Michael Druks
"Zoom Out"
Stone Administration Building, Entrance floor

There is nothing that we want to know more than what the future holds. What will tomorrow be like. What the next step of the “system” enveloping us, which we inhabit, will be. We – scientists, artists, humans, no matter who we are – strive to figure out the rules of the world’s game. Such understanding may enable us to better prepare for tomorrow.

In the series of paintings presented in this exhibition, Michael Druks attempts, modestly, to offer us some “tools” to stimulate our thoughts and feelings, and to lead us on a journey of personal insights and discoveries about what our future may be.

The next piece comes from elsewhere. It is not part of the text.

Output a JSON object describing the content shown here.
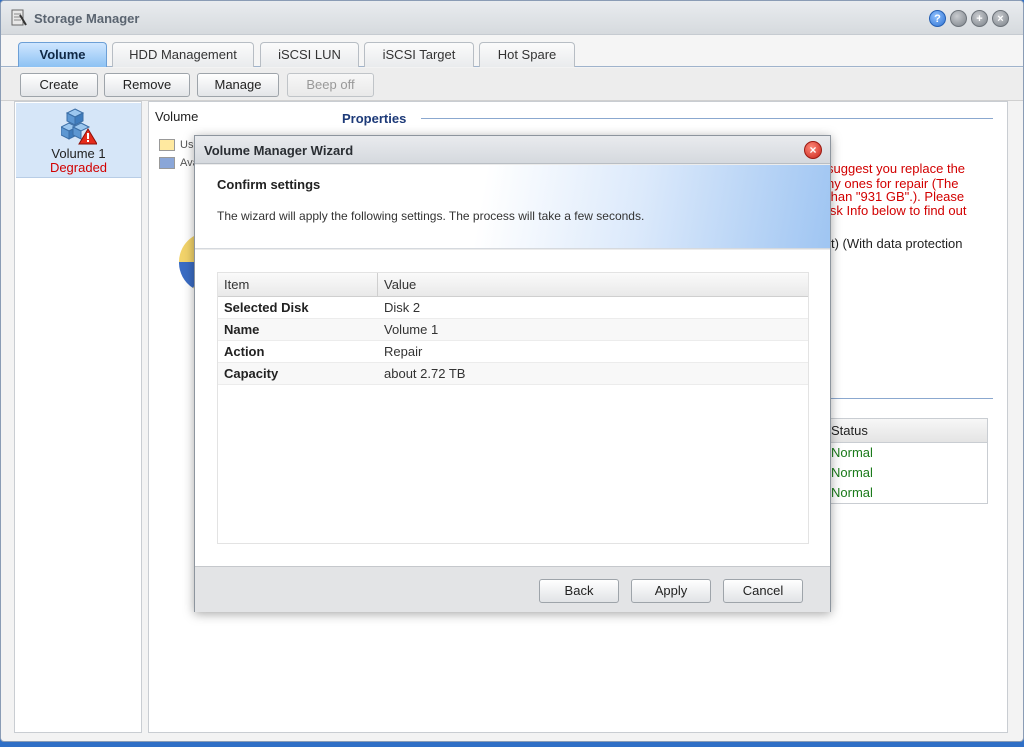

This series of paintings (oil and ink on thin cardboard), was created as a way an experiment designed to investigate to what extent would the exhibition’s visitors would be willing to linger alongside the “tools” (the paintings), and how much of their precious time would they be willing to invest in the process (rather than skipping ahead to the curator’s explanatory text and moving on to the next appointment in their busy schedules).

Michael Druks was born in Jerusalem in 1940. In the 1960s, he was a member of the 10+ group, along with Raffi Lavie, Buky Schwartz, Ziona Shimshi, Uri Lifschitz, Benni Efrat, and others. His work was figurative during those years, and later shifted, slowly but surely, towards the conceptual. En route, in 1975, he created one of his most iconic works, Druksland, a cartographic self-portrait, designed and displayed as a topographic map of a peninsula.

In 1980, in collaboration with playwright Hanoch Levin, he created a series of prints called Mr. Wolf, which combined surrealistic drawings by Druks’ with Levin’s texts (for example, “There strolls fear with pain…”).

In the past four decades, Druks resides and works in London. “I focus on the conceptual meaning of the ‘painting’ as a two-dimensional work,” he says. “I do not use the time dimension or the third dimension of space (depth) in my works. I see all my paintings as a type of ‘out-of-context close-ups’”.

So viewers are invited to guess, according to the close-up, or to develop the big, complete picture in their minds?

“Exactly. I insert several points of focus in the painting, which enable the viewers to own the work, position it in the context that seems appropriate to them, and continue the lines and color fields in many directions, beyond the painting itself. That is, the painting contains several clues that allow the viewers to add on to it—to insert within it—their own context, and thus create meaning for themselves. If and when this happens, the viewers give the ‘system’ a time dimension”.

According to Druks, “ordinary” painting always addresses the past, or documents it. But his works, in this series of paintings—which does not carry any specific message but rather serves as a tool for self-use—enables viewers to encase (or frame) a “partial self-history,” based on their personal contexts. If and when this happens, a two-dimensional work of art (the “close-up”) becomes a three-dimensional phenomenon (the two dimensions of space plus the added time dimension), enabling viewers to unravel time through their thoughts, as they journey through them back into the past—but also, ahead into the future.

Curator: Yivsam Azgad